● Problem requirements: Could you retype every line below exactly, omitting the images?

+--

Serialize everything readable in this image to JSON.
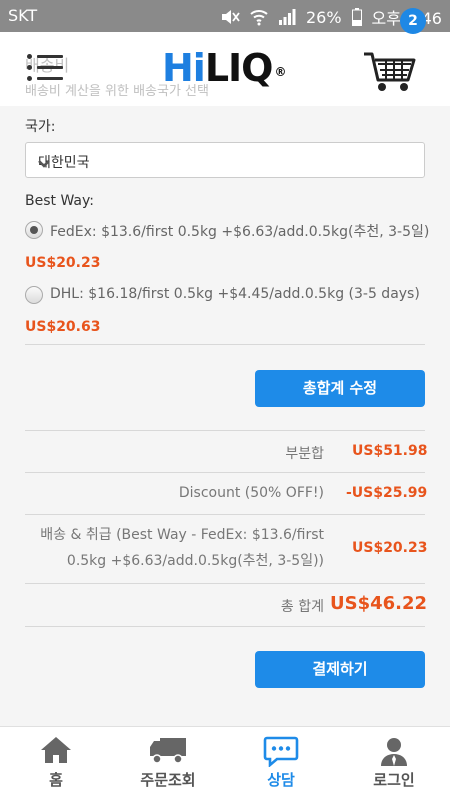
{
  "status_bar": {
    "carrier": "SKT",
    "battery": "26%",
    "time": "오후 2:46"
  },
  "header": {
    "logo_hi": "Hi",
    "logo_liq": "LIQ",
    "logo_reg": "®",
    "cart_count": "2",
    "ghost_title": "배송비",
    "ghost_sub": "배송비 계산을 위한 배송국가 선택"
  },
  "shipping": {
    "country_label": "국가:",
    "country_value": "대한민국",
    "method_label": "Best Way:",
    "options": [
      {
        "text": "FedEx: $13.6/first 0.5kg +$6.63/add.0.5kg(추천, 3-5일)",
        "price": "US$20.23",
        "selected": true
      },
      {
        "text": "DHL: $16.18/first 0.5kg +$4.45/add.0.5kg (3-5 days)",
        "price": "US$20.63",
        "selected": false
      }
    ],
    "update_button": "총합계 수정"
  },
  "totals": {
    "subtotal_label": "부분합",
    "subtotal_value": "US$51.98",
    "discount_label": "Discount (50% OFF!)",
    "discount_value": "-US$25.99",
    "shipping_label_line1": "배송 & 취급 (Best Way - FedEx: $13.6/first",
    "shipping_label_line2": "0.5kg +$6.63/add.0.5kg(추천, 3-5일))",
    "shipping_value": "US$20.23",
    "total_label": "총 합계",
    "total_value": "US$46.22"
  },
  "checkout_button": "결제하기",
  "bottom_nav": [
    {
      "label": "홈",
      "icon": "home-icon",
      "active": false
    },
    {
      "label": "주문조회",
      "icon": "truck-icon",
      "active": false
    },
    {
      "label": "상담",
      "icon": "chat-icon",
      "active": true
    },
    {
      "label": "로그인",
      "icon": "user-icon",
      "active": false
    }
  ],
  "colors": {
    "accent": "#1e8be8",
    "price": "#e8541c"
  }
}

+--

● Task response:
Serialize everything readable in this image to JSON.
{
  "status_bar": {
    "carrier": "SKT",
    "battery": "26%",
    "time": "오후 2:46"
  },
  "header": {
    "logo_hi": "Hi",
    "logo_liq": "LIQ",
    "logo_reg": "®",
    "cart_count": "2",
    "ghost_title": "배송비",
    "ghost_sub": "배송비 계산을 위한 배송국가 선택"
  },
  "shipping": {
    "country_label": "국가:",
    "country_value": "대한민국",
    "method_label": "Best Way:",
    "options": [
      {
        "text": "FedEx: $13.6/first 0.5kg +$6.63/add.0.5kg(추천, 3-5일)",
        "price": "US$20.23",
        "selected": true
      },
      {
        "text": "DHL: $16.18/first 0.5kg +$4.45/add.0.5kg (3-5 days)",
        "price": "US$20.63",
        "selected": false
      }
    ],
    "update_button": "총합계 수정"
  },
  "totals": {
    "subtotal_label": "부분합",
    "subtotal_value": "US$51.98",
    "discount_label": "Discount (50% OFF!)",
    "discount_value": "-US$25.99",
    "shipping_label_line1": "배송 & 취급 (Best Way - FedEx: $13.6/first",
    "shipping_label_line2": "0.5kg +$6.63/add.0.5kg(추천, 3-5일))",
    "shipping_value": "US$20.23",
    "total_label": "총 합계",
    "total_value": "US$46.22"
  },
  "checkout_button": "결제하기",
  "bottom_nav": [
    {
      "label": "홈",
      "icon": "home-icon",
      "active": false
    },
    {
      "label": "주문조회",
      "icon": "truck-icon",
      "active": false
    },
    {
      "label": "상담",
      "icon": "chat-icon",
      "active": true
    },
    {
      "label": "로그인",
      "icon": "user-icon",
      "active": false
    }
  ],
  "colors": {
    "accent": "#1e8be8",
    "price": "#e8541c"
  }
}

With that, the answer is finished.